Segment Open
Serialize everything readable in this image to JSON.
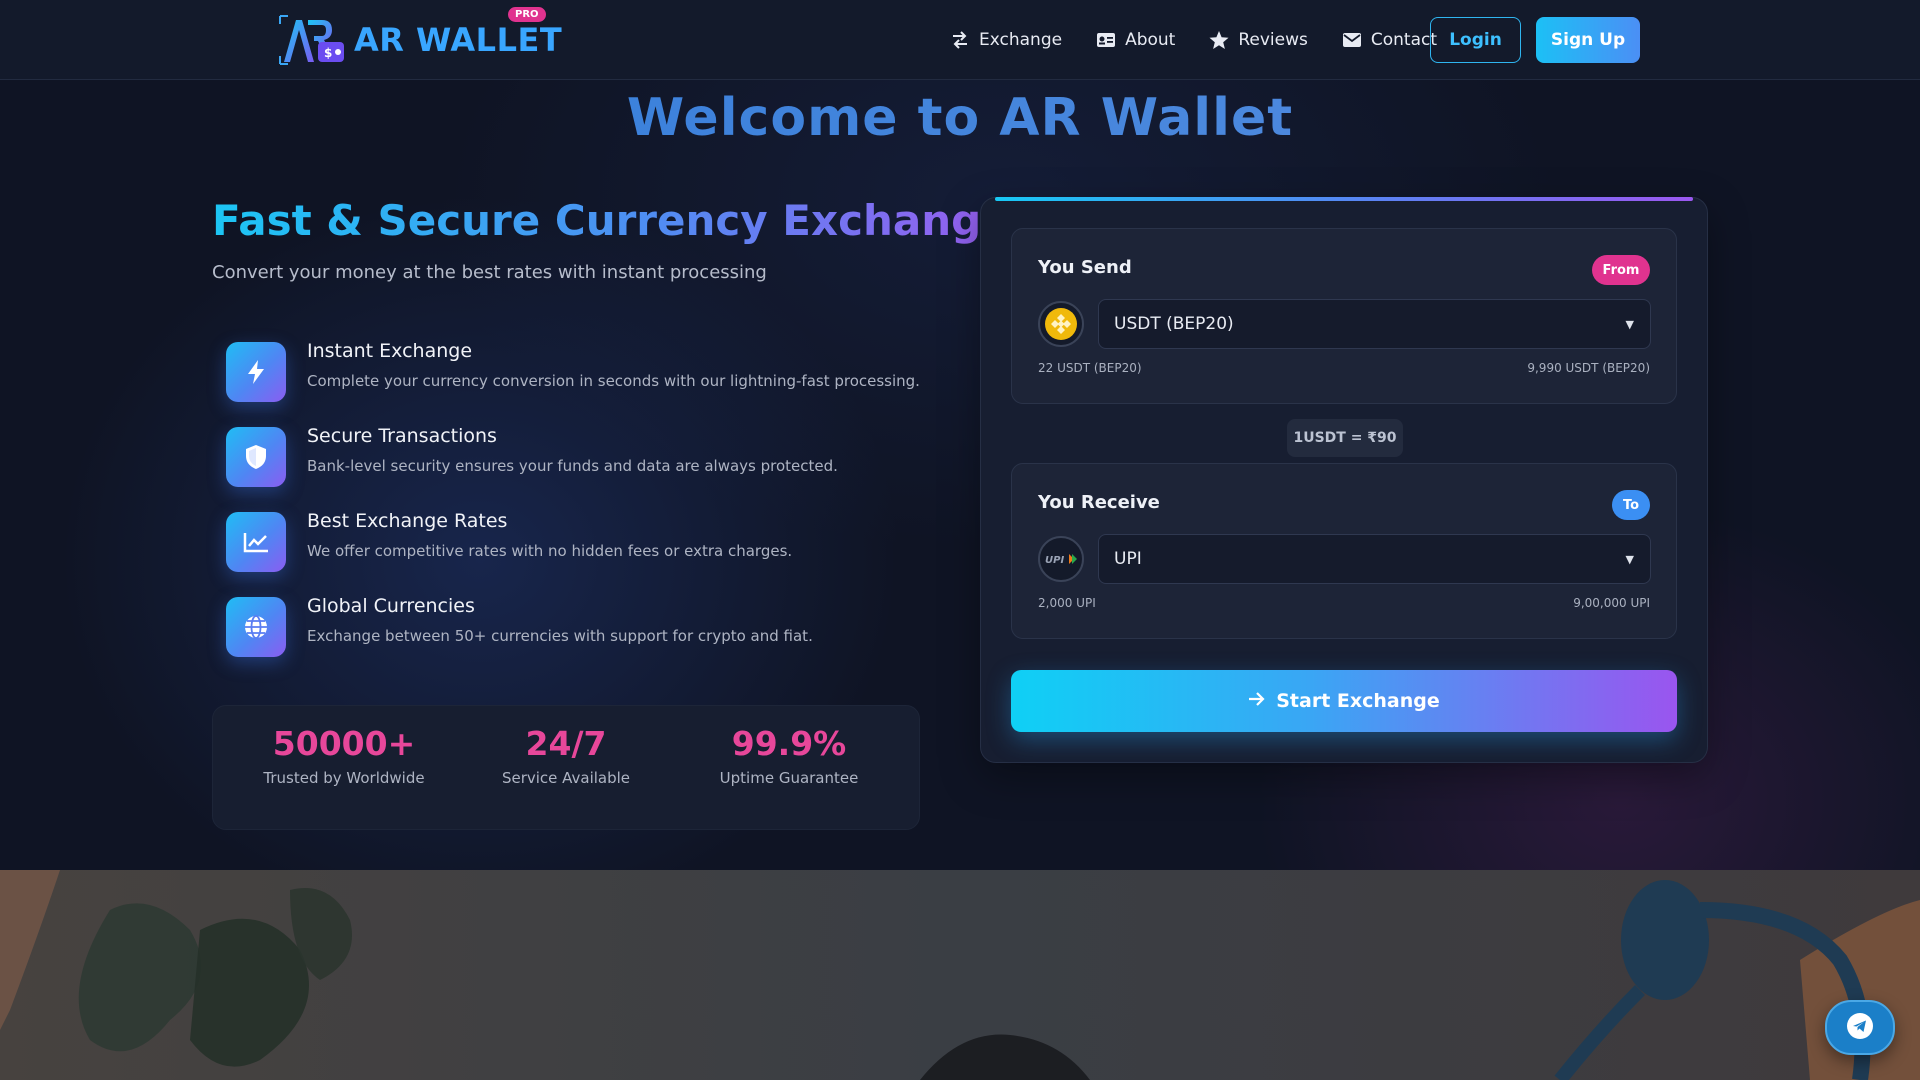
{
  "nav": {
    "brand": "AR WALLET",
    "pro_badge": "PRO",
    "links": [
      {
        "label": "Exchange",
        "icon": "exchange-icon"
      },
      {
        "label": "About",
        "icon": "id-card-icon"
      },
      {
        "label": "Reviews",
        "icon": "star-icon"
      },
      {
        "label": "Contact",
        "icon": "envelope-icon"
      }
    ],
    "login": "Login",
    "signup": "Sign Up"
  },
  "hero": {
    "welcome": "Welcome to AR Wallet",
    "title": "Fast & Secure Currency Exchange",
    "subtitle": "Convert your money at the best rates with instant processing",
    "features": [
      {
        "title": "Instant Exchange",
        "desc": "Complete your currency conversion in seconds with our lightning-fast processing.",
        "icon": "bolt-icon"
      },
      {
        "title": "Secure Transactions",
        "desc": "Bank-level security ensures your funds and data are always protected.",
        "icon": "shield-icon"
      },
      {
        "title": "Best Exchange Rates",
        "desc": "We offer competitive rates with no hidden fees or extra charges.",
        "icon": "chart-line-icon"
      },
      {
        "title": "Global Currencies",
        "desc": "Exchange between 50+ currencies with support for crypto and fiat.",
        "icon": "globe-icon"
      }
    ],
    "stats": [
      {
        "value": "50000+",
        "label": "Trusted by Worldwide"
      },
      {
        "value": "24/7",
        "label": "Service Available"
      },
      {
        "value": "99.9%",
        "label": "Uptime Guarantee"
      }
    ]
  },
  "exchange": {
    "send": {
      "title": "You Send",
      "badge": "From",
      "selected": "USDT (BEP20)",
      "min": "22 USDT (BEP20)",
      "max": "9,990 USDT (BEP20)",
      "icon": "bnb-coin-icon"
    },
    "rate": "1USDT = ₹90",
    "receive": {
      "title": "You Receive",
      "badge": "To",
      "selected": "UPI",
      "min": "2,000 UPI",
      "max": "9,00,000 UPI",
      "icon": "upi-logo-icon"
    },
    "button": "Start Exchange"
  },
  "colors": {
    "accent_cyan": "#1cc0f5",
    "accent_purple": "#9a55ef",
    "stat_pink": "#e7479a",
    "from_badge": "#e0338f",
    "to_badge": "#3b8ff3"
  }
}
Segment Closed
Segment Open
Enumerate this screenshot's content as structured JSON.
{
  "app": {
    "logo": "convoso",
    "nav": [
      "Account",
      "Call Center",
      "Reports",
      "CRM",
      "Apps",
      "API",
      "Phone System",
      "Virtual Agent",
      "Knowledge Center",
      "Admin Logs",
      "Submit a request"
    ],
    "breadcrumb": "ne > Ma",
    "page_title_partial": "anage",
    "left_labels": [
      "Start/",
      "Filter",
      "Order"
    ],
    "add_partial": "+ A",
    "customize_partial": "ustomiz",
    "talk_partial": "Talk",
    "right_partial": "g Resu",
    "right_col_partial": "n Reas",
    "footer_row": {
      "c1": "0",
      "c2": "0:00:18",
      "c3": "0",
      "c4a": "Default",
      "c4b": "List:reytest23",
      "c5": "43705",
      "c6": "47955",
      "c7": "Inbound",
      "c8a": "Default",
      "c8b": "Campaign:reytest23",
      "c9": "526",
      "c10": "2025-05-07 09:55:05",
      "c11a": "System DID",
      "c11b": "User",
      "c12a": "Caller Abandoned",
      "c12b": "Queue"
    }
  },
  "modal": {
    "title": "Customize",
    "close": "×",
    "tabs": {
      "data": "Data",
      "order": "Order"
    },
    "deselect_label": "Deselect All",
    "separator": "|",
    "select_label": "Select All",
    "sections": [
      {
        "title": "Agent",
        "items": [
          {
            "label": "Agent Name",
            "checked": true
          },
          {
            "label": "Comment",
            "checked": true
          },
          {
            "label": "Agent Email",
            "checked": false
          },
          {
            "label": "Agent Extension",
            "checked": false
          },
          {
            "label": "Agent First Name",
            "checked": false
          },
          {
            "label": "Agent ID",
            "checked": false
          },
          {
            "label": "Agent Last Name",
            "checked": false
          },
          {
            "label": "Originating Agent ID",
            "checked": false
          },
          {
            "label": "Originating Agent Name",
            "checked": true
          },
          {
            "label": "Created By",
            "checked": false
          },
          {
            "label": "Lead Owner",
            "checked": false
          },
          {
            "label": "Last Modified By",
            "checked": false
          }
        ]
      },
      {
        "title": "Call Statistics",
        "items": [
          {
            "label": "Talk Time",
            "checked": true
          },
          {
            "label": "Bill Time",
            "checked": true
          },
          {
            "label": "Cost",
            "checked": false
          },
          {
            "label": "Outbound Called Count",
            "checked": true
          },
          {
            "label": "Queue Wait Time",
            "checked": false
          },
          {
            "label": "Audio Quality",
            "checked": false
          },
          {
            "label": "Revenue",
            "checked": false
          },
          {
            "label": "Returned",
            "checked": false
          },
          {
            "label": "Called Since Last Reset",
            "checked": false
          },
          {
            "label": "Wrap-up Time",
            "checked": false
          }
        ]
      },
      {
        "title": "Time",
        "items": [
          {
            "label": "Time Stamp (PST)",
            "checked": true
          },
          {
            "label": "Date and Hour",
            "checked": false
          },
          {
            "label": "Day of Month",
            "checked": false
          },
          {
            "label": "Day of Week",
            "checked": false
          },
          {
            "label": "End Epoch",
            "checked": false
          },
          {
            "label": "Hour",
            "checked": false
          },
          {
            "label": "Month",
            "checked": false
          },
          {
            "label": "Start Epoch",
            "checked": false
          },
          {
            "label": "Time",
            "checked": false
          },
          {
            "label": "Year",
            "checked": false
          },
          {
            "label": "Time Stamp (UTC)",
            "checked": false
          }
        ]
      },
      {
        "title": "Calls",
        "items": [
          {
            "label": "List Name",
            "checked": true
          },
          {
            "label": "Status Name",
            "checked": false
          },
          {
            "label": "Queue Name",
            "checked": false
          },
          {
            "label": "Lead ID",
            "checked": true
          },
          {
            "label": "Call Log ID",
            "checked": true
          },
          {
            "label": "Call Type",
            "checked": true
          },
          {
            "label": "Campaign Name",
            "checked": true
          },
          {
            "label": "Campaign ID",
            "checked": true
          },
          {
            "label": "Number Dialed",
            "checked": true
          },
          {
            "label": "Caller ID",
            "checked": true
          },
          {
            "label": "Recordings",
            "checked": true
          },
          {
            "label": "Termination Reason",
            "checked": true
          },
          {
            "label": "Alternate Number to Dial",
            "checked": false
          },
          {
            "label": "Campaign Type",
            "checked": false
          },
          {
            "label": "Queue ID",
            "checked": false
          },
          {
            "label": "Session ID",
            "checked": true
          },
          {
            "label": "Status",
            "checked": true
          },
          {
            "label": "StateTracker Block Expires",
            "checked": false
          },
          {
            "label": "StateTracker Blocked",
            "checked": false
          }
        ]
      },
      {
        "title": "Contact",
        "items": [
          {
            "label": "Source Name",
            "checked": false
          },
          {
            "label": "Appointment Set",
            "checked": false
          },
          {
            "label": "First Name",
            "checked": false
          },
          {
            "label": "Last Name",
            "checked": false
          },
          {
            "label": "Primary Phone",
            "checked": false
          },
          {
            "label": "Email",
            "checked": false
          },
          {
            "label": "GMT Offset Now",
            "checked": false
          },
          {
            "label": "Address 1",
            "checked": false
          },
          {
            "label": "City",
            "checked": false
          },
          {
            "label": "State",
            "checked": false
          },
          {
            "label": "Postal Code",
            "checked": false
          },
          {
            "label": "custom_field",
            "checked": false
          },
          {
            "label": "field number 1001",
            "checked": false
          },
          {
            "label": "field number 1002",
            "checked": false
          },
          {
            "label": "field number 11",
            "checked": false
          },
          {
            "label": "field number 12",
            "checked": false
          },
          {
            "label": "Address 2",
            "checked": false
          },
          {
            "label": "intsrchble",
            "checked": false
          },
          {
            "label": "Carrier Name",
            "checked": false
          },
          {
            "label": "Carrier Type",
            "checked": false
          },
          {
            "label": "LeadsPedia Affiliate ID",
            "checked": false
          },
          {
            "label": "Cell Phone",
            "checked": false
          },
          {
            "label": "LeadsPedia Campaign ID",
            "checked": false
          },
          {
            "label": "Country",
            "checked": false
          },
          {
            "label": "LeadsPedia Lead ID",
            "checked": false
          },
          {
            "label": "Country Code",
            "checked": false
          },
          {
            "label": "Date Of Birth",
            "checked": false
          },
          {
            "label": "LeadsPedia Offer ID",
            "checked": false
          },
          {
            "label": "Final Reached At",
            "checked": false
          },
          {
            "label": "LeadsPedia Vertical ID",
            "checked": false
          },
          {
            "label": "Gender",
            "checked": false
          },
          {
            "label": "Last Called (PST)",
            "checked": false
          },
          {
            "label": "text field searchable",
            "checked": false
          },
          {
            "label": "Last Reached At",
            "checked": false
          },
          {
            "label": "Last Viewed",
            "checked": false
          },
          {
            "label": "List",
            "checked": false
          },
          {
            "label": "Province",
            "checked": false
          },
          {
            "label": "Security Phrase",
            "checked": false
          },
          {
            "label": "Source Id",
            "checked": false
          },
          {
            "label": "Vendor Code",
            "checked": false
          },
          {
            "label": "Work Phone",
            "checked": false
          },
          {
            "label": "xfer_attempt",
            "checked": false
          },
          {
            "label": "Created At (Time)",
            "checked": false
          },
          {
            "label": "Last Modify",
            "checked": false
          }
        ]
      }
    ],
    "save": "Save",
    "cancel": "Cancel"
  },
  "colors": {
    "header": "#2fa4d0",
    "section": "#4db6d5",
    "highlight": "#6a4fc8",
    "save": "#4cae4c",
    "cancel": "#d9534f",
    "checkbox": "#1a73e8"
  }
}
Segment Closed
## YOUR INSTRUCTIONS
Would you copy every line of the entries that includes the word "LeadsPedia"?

## ANSWER SPACE
            "label": "LeadsPedia Affiliate ID",
            "label": "LeadsPedia Campaign ID",
            "label": "LeadsPedia Lead ID",
            "label": "LeadsPedia Offer ID",
            "label": "LeadsPedia Vertical ID",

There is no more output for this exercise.